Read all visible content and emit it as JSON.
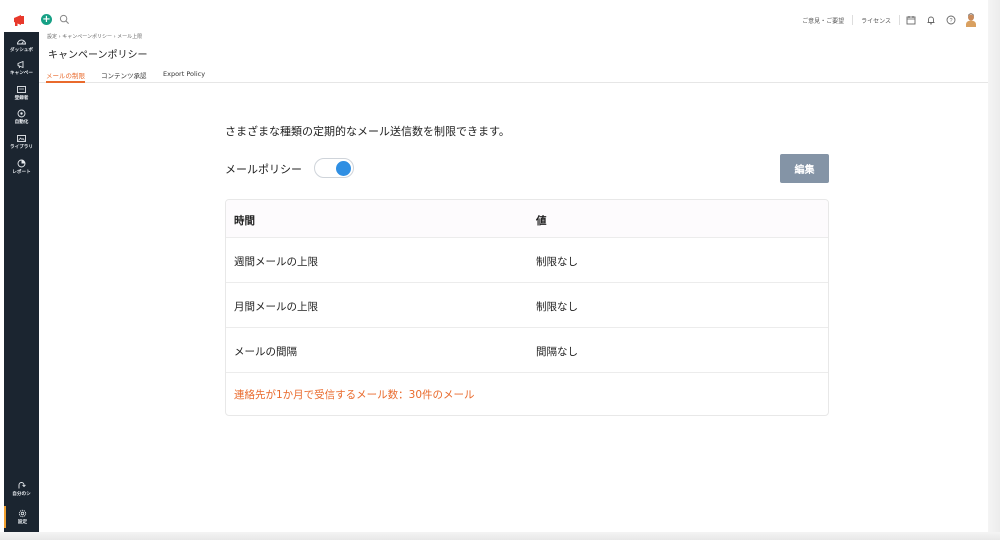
{
  "topbar": {
    "links": [
      "ご意見・ご要望",
      "ライセンス"
    ]
  },
  "sidebar": {
    "items": [
      {
        "label": "ダッシュボ",
        "icon": "dashboard-icon"
      },
      {
        "label": "キャンペー",
        "icon": "megaphone-icon"
      },
      {
        "label": "登録者",
        "icon": "contacts-icon"
      },
      {
        "label": "自動化",
        "icon": "automation-icon"
      },
      {
        "label": "ライブラリ",
        "icon": "library-icon"
      },
      {
        "label": "レポート",
        "icon": "reports-icon"
      }
    ],
    "bottom_items": [
      {
        "label": "自分のシ",
        "icon": "refer-icon"
      },
      {
        "label": "設定",
        "icon": "gear-icon"
      }
    ]
  },
  "breadcrumb": [
    "設定",
    "キャンペーンポリシー",
    "メール上限"
  ],
  "page": {
    "title": "キャンペーンポリシー",
    "tabs": [
      "メールの制限",
      "コンテンツ承認",
      "Export Policy"
    ],
    "description": "さまざまな種類の定期的なメール送信数を制限できます。",
    "policy_label": "メールポリシー",
    "edit_label": "編集"
  },
  "table": {
    "headers": [
      "時間",
      "値"
    ],
    "rows": [
      [
        "週間メールの上限",
        "制限なし"
      ],
      [
        "月間メールの上限",
        "制限なし"
      ],
      [
        "メールの間隔",
        "間隔なし"
      ]
    ],
    "footnote": "連絡先が1か月で受信するメール数：30件のメール"
  },
  "colors": {
    "accent": "#e96a2c",
    "sidebar_bg": "#1b2530",
    "toggle_on": "#2f8fe3",
    "edit_button": "#8494a6"
  }
}
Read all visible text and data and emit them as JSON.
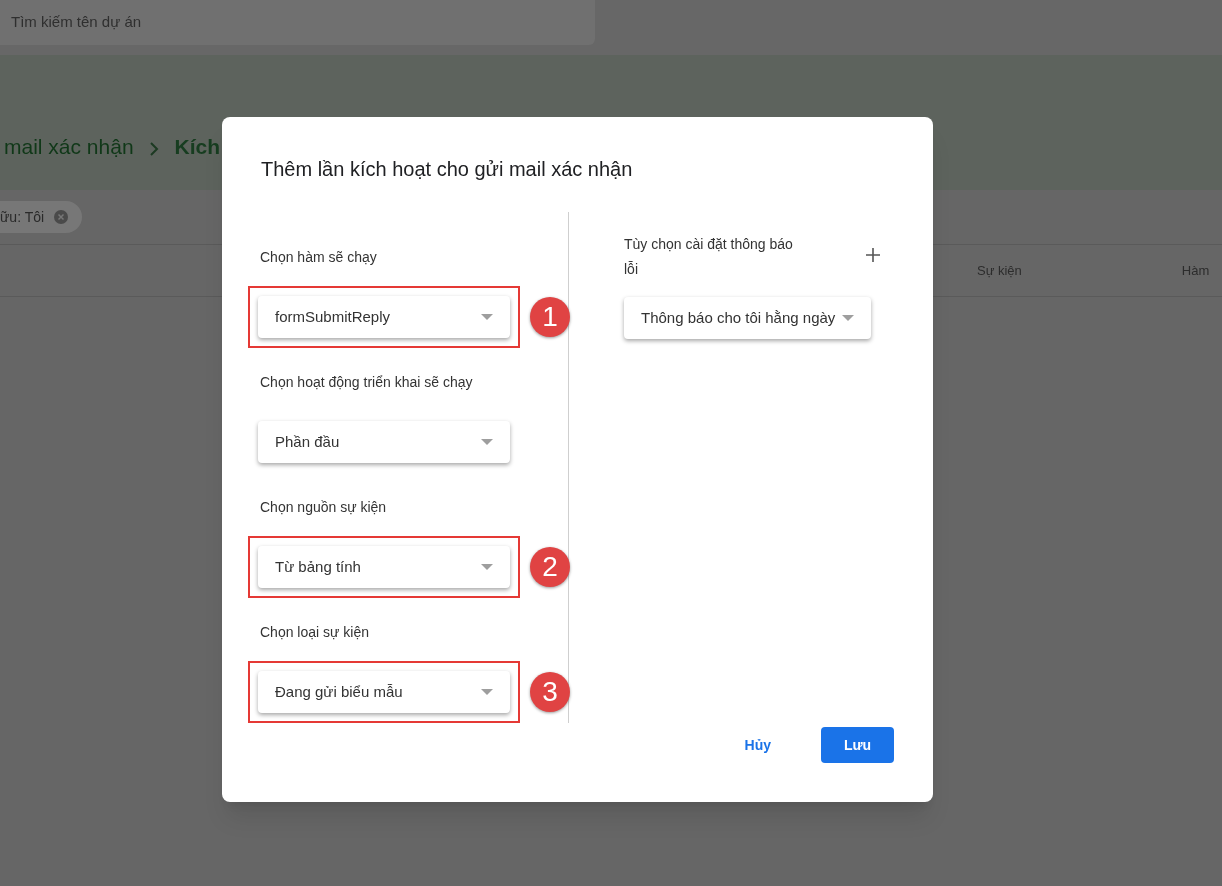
{
  "search": {
    "placeholder": "Tìm kiếm tên dự án"
  },
  "breadcrumb": [
    {
      "label": "mail xác nhận",
      "current": false
    },
    {
      "label": "Kích",
      "current": true
    }
  ],
  "filter_chip": {
    "label": "ữu: Tôi"
  },
  "table": {
    "columns": [
      "Sự kiện",
      "Hàm"
    ]
  },
  "dialog": {
    "title": "Thêm lần kích hoạt cho gửi mail xác nhận",
    "fields": [
      {
        "label": "Chọn hàm sẽ chạy",
        "value": "formSubmitReply",
        "highlighted": true,
        "marker": "1"
      },
      {
        "label": "Chọn hoạt động triển khai sẽ chạy",
        "value": "Phần đầu",
        "highlighted": false
      },
      {
        "label": "Chọn nguồn sự kiện",
        "value": "Từ bảng tính",
        "highlighted": true,
        "marker": "2"
      },
      {
        "label": "Chọn loại sự kiện",
        "value": "Đang gửi biểu mẫu",
        "highlighted": true,
        "marker": "3"
      }
    ],
    "notifications": {
      "label": "Tùy chọn cài đặt thông báo lỗi",
      "value": "Thông báo cho tôi hằng ngày"
    },
    "buttons": [
      {
        "label": "Hủy",
        "kind": "text"
      },
      {
        "label": "Lưu",
        "kind": "primary"
      }
    ]
  }
}
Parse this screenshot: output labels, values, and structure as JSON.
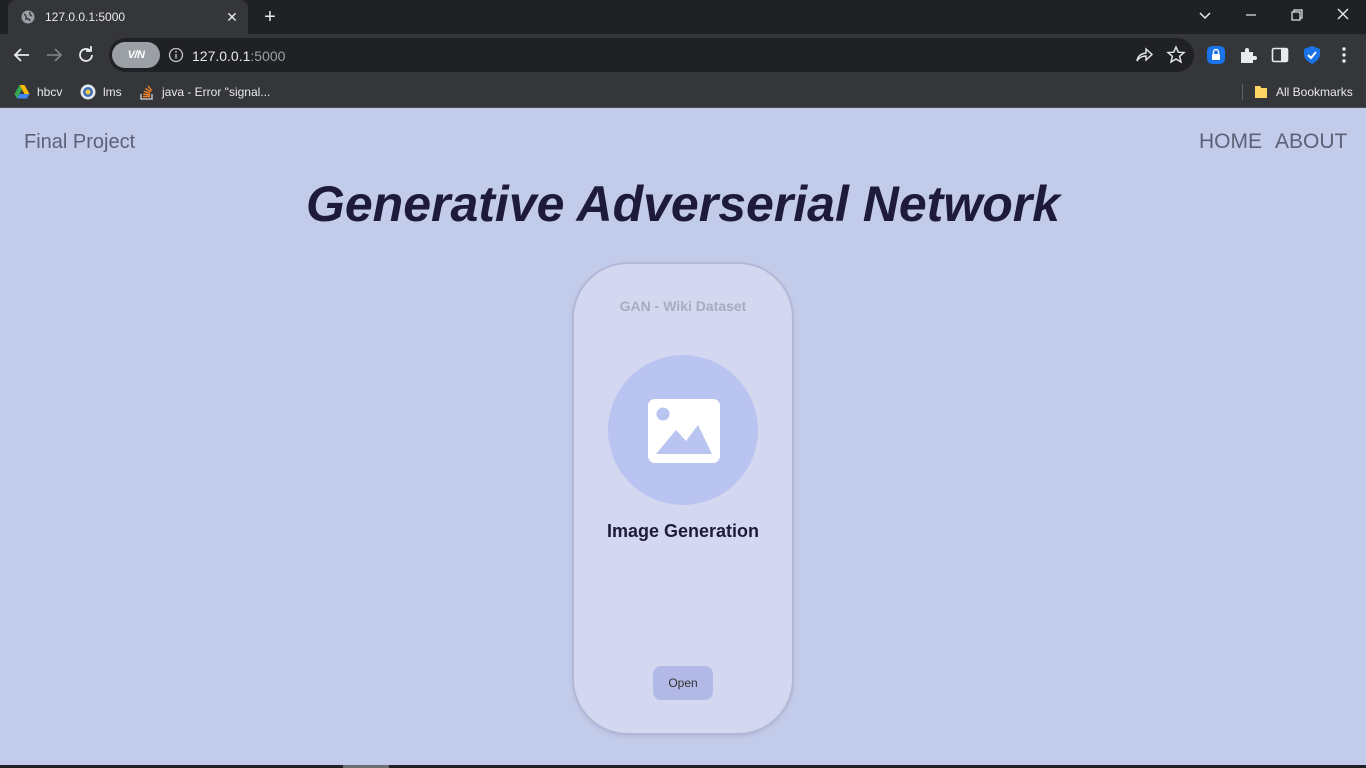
{
  "browser": {
    "tab": {
      "title": "127.0.0.1:5000",
      "icon": "globe-icon"
    },
    "new_tab_label": "+",
    "omnibox": {
      "vpn_label": "V/N",
      "url_host": "127.0.0.1",
      "url_port": ":5000"
    },
    "bookmarks": [
      {
        "label": "hbcv",
        "icon": "google-drive-icon"
      },
      {
        "label": "lms",
        "icon": "lms-logo-icon"
      },
      {
        "label": "java - Error \"signal...",
        "icon": "stackoverflow-icon"
      }
    ],
    "all_bookmarks_label": "All Bookmarks"
  },
  "page": {
    "brand": "Final Project",
    "nav": {
      "home": "HOME",
      "about": "ABOUT"
    },
    "hero_title": "Generative Adverserial Network",
    "card": {
      "subtitle": "GAN - Wiki Dataset",
      "icon": "image-icon",
      "title": "Image Generation",
      "button_label": "Open"
    }
  },
  "colors": {
    "page_bg": "#c3cbeb",
    "card_bg": "#d3d7f0",
    "circle_bg": "#b9c4f1",
    "button_bg": "#b3b9e6",
    "heading": "#1e1b3a"
  }
}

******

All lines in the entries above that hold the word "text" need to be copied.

> Output
Read all visible text and data and emit them as JSON.
        "kind": "text"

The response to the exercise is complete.